[Exercise input Boundary: Start]

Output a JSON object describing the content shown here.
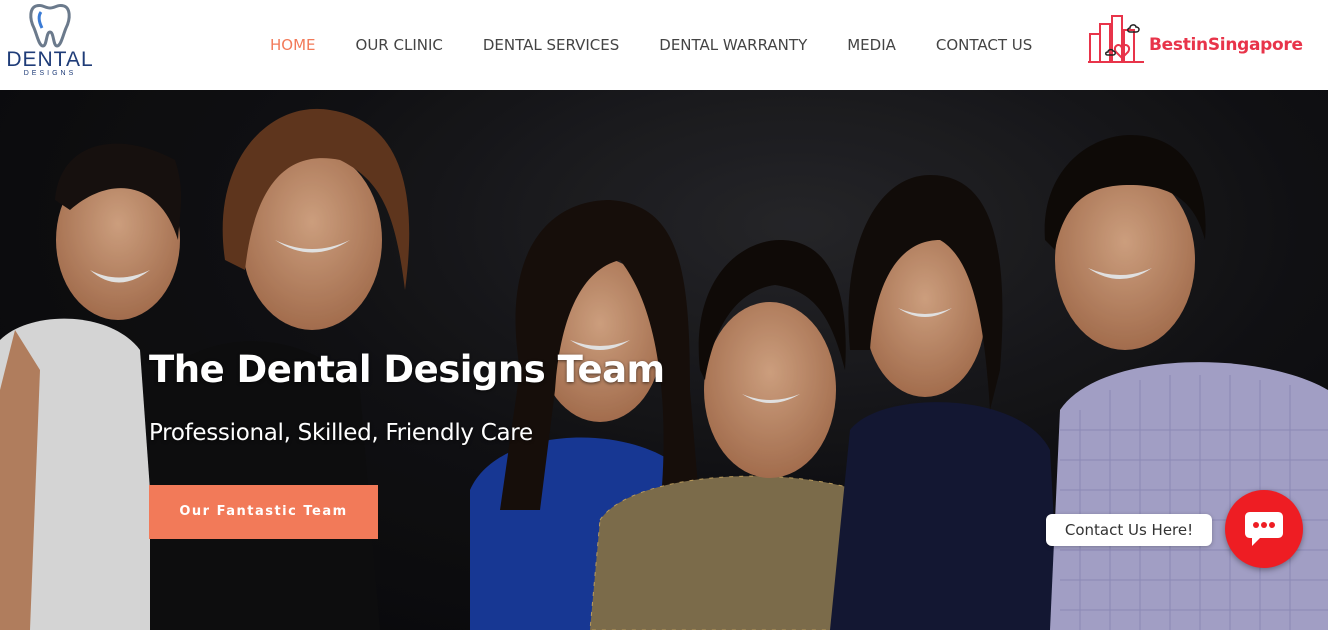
{
  "brand": {
    "logo_word": "DENTAL",
    "logo_sub": "DESIGNS",
    "logo_color": "#1f3c78"
  },
  "nav": {
    "items": [
      {
        "label": "HOME",
        "active": true
      },
      {
        "label": "OUR CLINIC",
        "active": false
      },
      {
        "label": "DENTAL SERVICES",
        "active": false
      },
      {
        "label": "DENTAL WARRANTY",
        "active": false
      },
      {
        "label": "MEDIA",
        "active": false
      },
      {
        "label": "CONTACT US",
        "active": false
      }
    ],
    "active_color": "#f27a59"
  },
  "partner_badge": {
    "text": "BestinSingapore",
    "color": "#e8344a",
    "icon": "city-skyline-icon"
  },
  "hero": {
    "title": "The Dental Designs Team",
    "subtitle": "Professional, Skilled, Friendly Care",
    "cta_label": "Our Fantastic Team",
    "cta_color": "#f27a59",
    "image": "team-photo"
  },
  "chat_widget": {
    "label": "Contact Us Here!",
    "icon": "chat-bubble-icon",
    "color": "#ee1d23"
  }
}
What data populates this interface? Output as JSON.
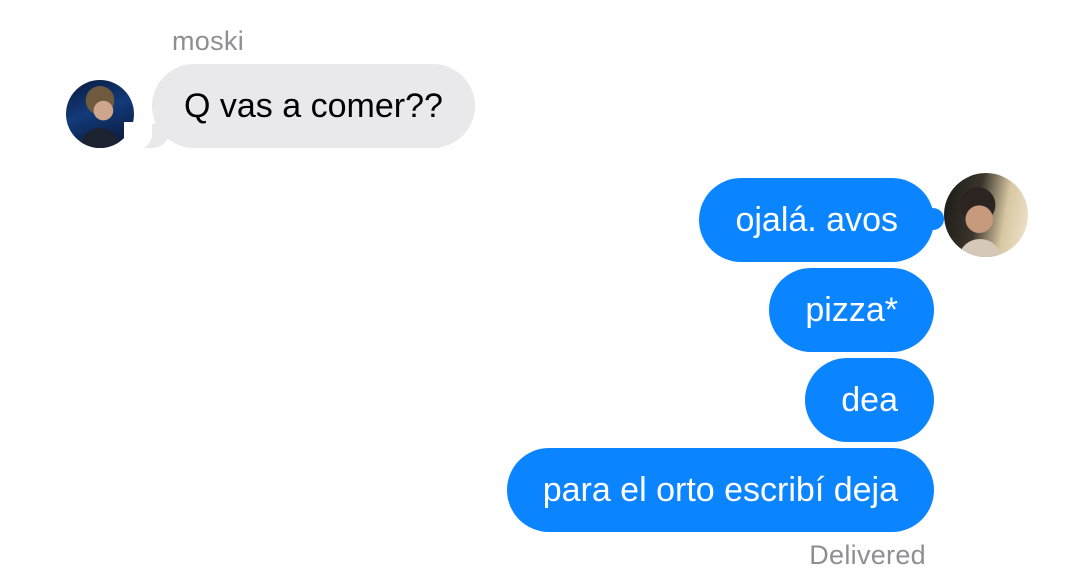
{
  "conversation": {
    "incoming": {
      "sender_name": "moski",
      "avatar_icon": "contact-avatar-photo",
      "messages": [
        "Q vas a comer??"
      ]
    },
    "outgoing": {
      "avatar_icon": "own-avatar-photo",
      "messages": [
        "ojalá. avos",
        "pizza*",
        "dea",
        "para el orto escribí deja"
      ],
      "status": "Delivered"
    }
  },
  "colors": {
    "incoming_bubble": "#e9e9eb",
    "outgoing_bubble": "#0a84ff",
    "meta_text": "#8e8e93"
  }
}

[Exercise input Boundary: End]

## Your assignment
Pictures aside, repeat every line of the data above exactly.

## Expected answer
Output a JSON object describing the content shown here.
{
  "brand": {
    "logo_word": "DENTAL",
    "logo_sub": "DESIGNS",
    "logo_color": "#1f3c78"
  },
  "nav": {
    "items": [
      {
        "label": "HOME",
        "active": true
      },
      {
        "label": "OUR CLINIC",
        "active": false
      },
      {
        "label": "DENTAL SERVICES",
        "active": false
      },
      {
        "label": "DENTAL WARRANTY",
        "active": false
      },
      {
        "label": "MEDIA",
        "active": false
      },
      {
        "label": "CONTACT US",
        "active": false
      }
    ],
    "active_color": "#f27a59"
  },
  "partner_badge": {
    "text": "BestinSingapore",
    "color": "#e8344a",
    "icon": "city-skyline-icon"
  },
  "hero": {
    "title": "The Dental Designs Team",
    "subtitle": "Professional, Skilled, Friendly Care",
    "cta_label": "Our Fantastic Team",
    "cta_color": "#f27a59",
    "image": "team-photo"
  },
  "chat_widget": {
    "label": "Contact Us Here!",
    "icon": "chat-bubble-icon",
    "color": "#ee1d23"
  }
}
What data populates this interface? Output as JSON.
{
  "conversation": {
    "incoming": {
      "sender_name": "moski",
      "avatar_icon": "contact-avatar-photo",
      "messages": [
        "Q vas a comer??"
      ]
    },
    "outgoing": {
      "avatar_icon": "own-avatar-photo",
      "messages": [
        "ojalá. avos",
        "pizza*",
        "dea",
        "para el orto escribí deja"
      ],
      "status": "Delivered"
    }
  },
  "colors": {
    "incoming_bubble": "#e9e9eb",
    "outgoing_bubble": "#0a84ff",
    "meta_text": "#8e8e93"
  }
}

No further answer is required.